▶ TASK TO COMPLETE
Find the number of lines in these records where the word "null" appears. Reply with that number and nothing more.

TASK DATA Block Start

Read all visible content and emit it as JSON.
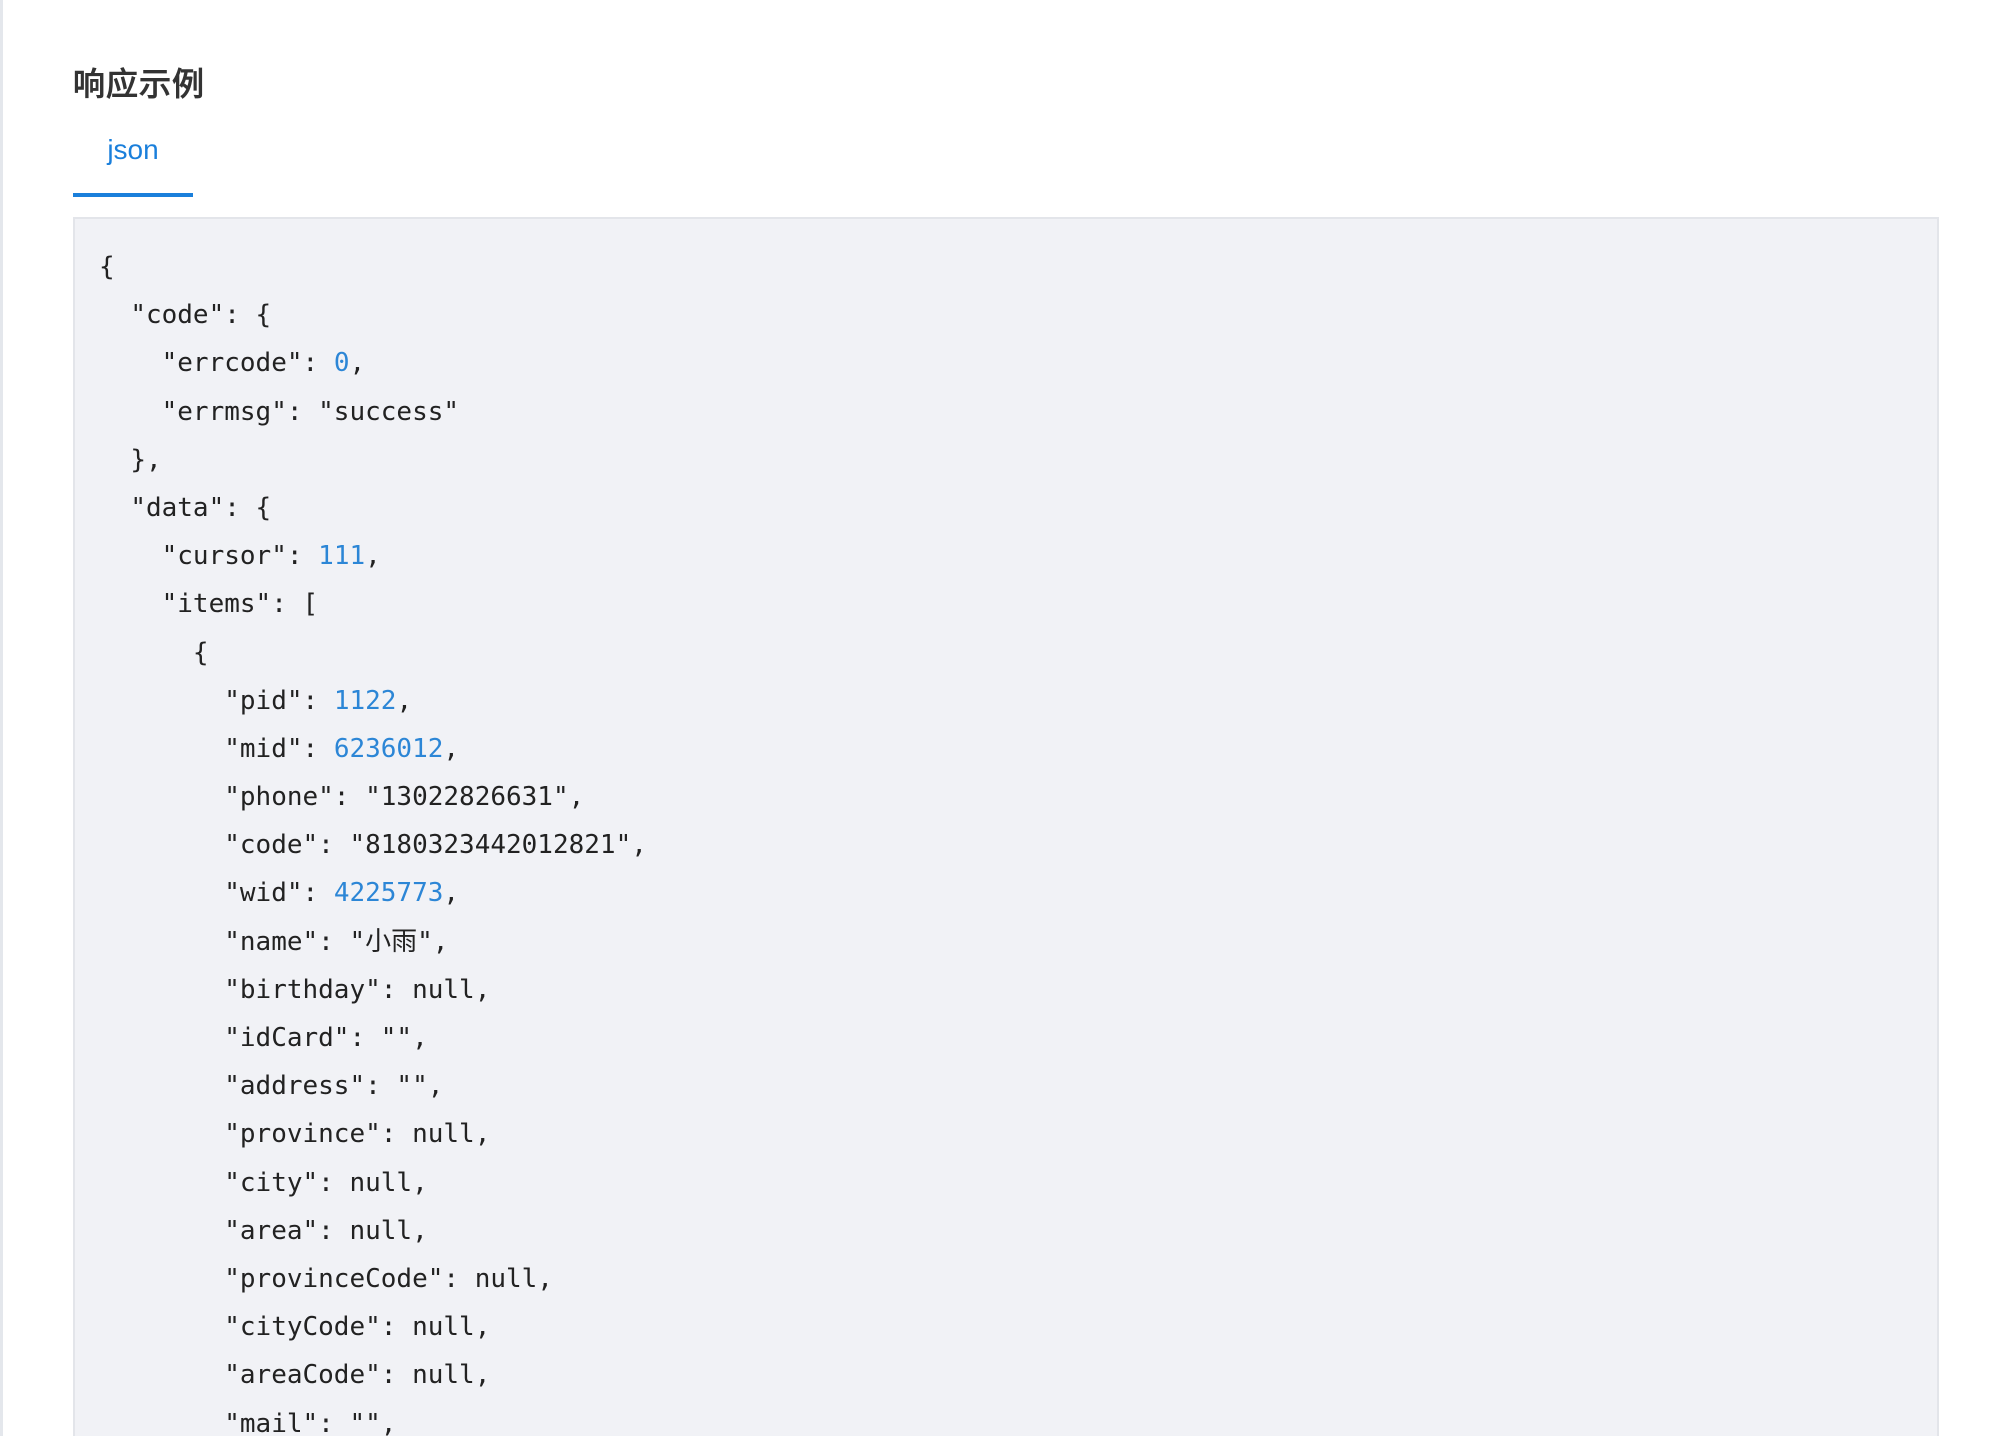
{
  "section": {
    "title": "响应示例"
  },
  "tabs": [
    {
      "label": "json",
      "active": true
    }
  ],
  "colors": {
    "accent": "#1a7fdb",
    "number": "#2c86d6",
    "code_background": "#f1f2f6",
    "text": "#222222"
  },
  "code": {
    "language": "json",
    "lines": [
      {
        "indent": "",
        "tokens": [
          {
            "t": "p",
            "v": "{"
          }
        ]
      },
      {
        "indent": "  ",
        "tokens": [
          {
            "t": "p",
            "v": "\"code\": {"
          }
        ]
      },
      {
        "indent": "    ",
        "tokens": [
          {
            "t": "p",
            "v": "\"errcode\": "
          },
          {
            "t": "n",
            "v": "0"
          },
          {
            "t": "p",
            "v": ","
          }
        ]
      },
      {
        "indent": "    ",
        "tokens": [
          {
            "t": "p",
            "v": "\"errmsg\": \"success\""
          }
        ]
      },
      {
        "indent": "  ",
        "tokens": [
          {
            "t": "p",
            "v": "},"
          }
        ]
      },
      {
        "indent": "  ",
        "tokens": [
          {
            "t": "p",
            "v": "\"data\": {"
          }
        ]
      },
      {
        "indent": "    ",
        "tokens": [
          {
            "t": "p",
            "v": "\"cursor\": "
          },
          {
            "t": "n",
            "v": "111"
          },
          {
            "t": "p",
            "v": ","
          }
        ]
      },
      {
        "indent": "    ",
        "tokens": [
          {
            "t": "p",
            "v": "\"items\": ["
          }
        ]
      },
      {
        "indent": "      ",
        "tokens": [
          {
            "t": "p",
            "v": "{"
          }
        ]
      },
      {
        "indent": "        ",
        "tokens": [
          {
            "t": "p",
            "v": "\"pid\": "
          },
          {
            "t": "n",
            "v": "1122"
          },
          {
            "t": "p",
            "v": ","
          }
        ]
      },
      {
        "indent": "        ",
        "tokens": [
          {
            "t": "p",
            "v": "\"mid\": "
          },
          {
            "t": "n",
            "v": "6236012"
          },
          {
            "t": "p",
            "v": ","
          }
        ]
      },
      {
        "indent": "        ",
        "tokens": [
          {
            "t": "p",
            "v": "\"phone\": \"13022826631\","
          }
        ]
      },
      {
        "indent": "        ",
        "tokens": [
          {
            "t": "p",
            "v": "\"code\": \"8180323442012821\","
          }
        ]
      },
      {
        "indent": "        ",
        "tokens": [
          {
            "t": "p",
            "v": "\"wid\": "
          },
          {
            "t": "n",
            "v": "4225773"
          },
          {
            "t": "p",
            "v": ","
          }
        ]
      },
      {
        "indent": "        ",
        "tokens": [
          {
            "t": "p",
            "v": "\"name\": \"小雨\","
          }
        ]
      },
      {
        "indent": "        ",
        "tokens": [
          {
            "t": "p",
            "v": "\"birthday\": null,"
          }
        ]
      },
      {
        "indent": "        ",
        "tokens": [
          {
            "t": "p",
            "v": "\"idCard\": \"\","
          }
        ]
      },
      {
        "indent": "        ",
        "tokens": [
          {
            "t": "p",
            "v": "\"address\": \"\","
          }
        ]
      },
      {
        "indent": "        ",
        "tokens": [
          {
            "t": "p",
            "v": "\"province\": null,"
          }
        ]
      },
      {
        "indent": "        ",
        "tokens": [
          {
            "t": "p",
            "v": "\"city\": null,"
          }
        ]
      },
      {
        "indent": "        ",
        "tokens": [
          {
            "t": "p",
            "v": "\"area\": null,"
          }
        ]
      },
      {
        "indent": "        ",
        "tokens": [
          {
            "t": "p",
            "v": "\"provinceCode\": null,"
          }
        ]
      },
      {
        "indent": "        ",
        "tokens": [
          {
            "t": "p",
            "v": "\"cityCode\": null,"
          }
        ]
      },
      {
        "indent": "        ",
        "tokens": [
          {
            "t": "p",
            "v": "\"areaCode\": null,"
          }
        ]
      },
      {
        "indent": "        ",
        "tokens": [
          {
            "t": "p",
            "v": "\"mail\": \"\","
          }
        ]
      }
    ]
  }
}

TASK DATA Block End

▶ WORKED SOLUTION
7